● Task brief
Going through the data below, please show each line containing the string "this".

[Items from an interface collection]
☆ ☆ ☆ ☆ ☆

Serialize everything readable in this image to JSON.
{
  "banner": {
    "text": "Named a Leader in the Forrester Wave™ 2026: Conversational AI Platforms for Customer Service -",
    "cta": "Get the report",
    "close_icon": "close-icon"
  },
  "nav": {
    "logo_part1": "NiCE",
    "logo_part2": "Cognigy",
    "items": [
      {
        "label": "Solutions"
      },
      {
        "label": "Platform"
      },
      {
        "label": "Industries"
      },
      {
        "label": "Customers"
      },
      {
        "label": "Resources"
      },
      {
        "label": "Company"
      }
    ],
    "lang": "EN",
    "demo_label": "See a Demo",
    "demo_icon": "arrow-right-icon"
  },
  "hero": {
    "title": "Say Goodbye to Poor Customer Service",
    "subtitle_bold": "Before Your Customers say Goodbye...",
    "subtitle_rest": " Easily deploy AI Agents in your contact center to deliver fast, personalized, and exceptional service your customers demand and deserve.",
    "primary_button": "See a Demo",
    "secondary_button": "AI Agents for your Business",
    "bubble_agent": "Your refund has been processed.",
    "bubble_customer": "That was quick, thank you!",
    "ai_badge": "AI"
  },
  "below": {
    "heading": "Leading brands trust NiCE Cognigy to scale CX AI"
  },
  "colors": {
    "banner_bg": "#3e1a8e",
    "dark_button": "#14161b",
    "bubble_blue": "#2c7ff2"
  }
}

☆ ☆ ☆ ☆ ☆

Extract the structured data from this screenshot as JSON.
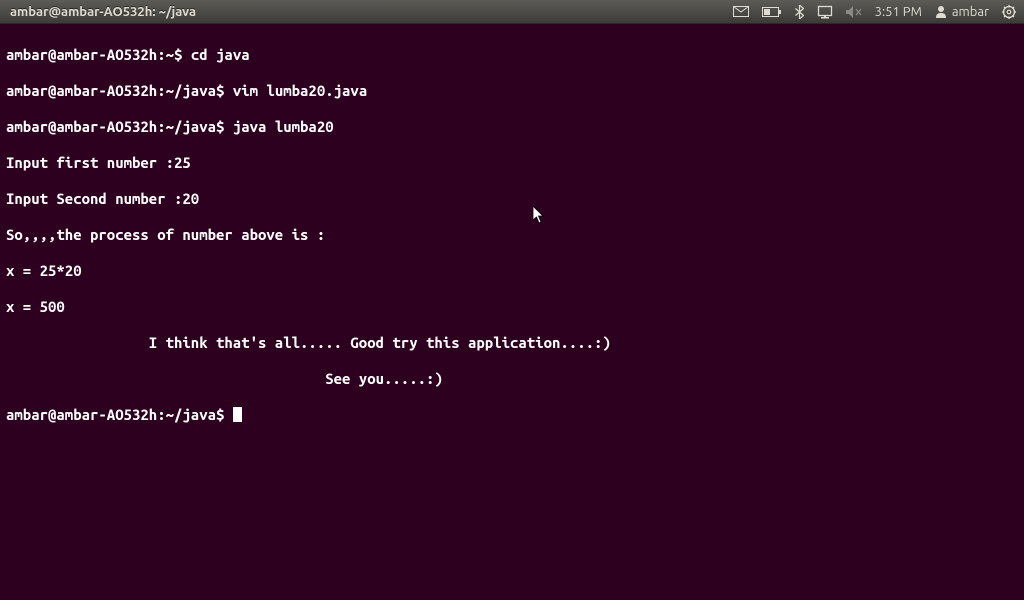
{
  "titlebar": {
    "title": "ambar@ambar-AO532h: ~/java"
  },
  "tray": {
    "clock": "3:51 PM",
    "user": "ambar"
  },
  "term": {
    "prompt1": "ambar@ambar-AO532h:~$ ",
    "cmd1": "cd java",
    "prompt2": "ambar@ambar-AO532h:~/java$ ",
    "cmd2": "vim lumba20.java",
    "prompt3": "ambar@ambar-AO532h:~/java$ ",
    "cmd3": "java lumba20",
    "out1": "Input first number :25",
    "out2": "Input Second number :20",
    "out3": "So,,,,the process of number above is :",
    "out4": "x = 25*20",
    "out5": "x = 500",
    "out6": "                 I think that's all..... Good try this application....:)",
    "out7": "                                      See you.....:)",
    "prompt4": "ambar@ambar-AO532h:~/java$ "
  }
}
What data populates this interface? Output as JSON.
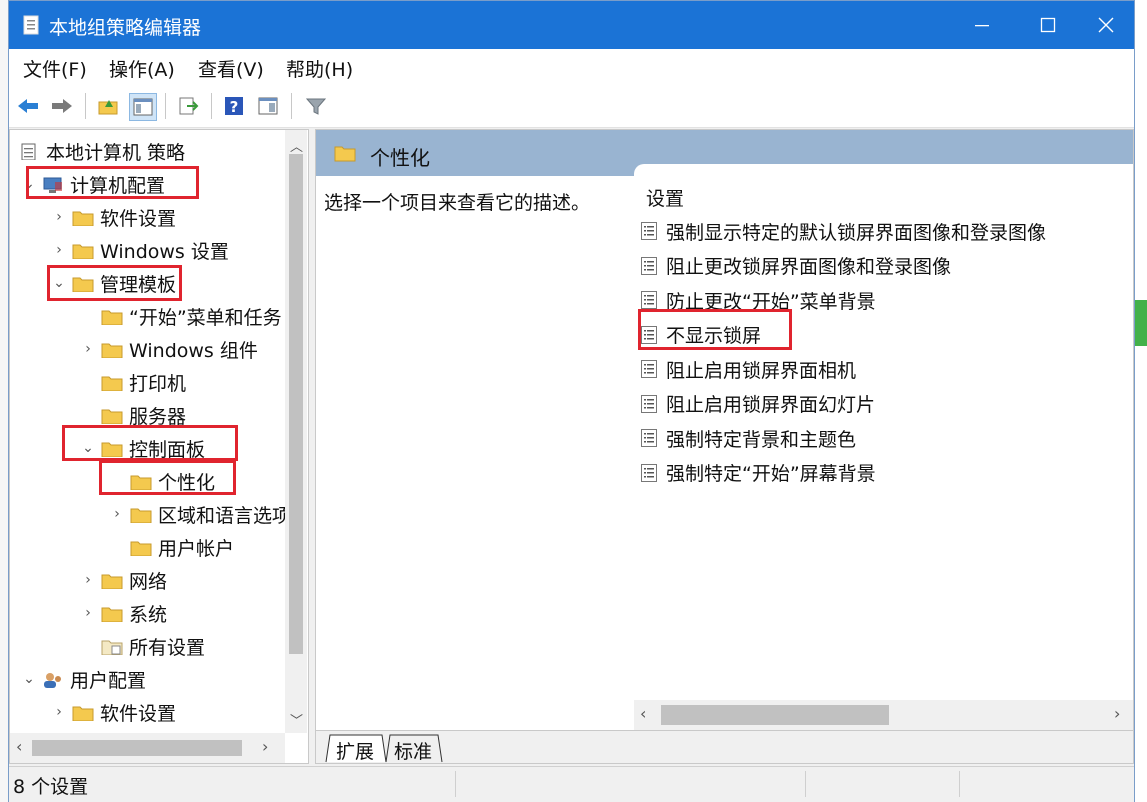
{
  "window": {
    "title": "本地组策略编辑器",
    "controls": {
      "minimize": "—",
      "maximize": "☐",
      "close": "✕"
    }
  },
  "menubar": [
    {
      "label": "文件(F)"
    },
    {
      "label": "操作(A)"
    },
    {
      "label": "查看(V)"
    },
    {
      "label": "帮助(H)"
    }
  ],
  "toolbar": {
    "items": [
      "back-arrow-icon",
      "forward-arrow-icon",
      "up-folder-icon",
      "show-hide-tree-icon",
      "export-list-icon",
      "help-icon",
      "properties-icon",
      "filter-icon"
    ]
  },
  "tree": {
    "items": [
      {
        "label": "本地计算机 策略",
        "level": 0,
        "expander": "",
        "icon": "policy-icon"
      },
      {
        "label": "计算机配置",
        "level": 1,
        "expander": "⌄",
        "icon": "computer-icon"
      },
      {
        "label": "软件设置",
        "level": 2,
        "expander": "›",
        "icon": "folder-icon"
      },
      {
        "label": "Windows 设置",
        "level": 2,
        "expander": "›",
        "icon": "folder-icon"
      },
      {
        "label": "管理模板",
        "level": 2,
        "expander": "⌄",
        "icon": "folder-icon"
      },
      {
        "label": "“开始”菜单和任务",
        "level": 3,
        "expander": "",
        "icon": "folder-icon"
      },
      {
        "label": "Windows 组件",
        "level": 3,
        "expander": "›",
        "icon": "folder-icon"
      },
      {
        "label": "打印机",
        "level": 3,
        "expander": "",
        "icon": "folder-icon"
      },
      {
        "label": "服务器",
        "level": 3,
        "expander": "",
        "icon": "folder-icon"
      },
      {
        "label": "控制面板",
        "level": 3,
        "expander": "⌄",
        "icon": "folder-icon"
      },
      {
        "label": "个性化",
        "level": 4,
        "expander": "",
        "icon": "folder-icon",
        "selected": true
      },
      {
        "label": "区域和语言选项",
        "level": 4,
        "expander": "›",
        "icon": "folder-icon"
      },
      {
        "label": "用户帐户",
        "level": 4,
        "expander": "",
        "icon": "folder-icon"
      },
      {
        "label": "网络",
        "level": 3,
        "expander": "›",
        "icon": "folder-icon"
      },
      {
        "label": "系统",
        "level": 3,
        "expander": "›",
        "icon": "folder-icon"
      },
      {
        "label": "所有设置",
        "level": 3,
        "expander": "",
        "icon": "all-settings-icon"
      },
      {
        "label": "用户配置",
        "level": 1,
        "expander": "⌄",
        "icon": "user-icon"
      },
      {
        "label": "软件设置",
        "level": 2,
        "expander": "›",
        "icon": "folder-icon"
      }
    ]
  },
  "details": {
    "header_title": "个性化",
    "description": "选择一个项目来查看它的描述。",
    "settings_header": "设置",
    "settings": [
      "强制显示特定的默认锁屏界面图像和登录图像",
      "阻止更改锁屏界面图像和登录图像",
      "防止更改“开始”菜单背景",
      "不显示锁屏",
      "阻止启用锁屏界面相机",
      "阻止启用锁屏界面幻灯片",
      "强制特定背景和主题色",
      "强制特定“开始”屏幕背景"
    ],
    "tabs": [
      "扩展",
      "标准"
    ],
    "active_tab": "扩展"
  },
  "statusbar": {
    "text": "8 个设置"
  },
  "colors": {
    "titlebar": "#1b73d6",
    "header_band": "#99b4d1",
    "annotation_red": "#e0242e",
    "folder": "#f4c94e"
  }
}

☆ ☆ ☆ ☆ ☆

● The completed task
Serialize everything readable in this image to JSON.
Extract the structured data from this screenshot as JSON.
    "out6": "                 I think that's all..... Good try this application....:)",
What data populates this interface? Output as JSON.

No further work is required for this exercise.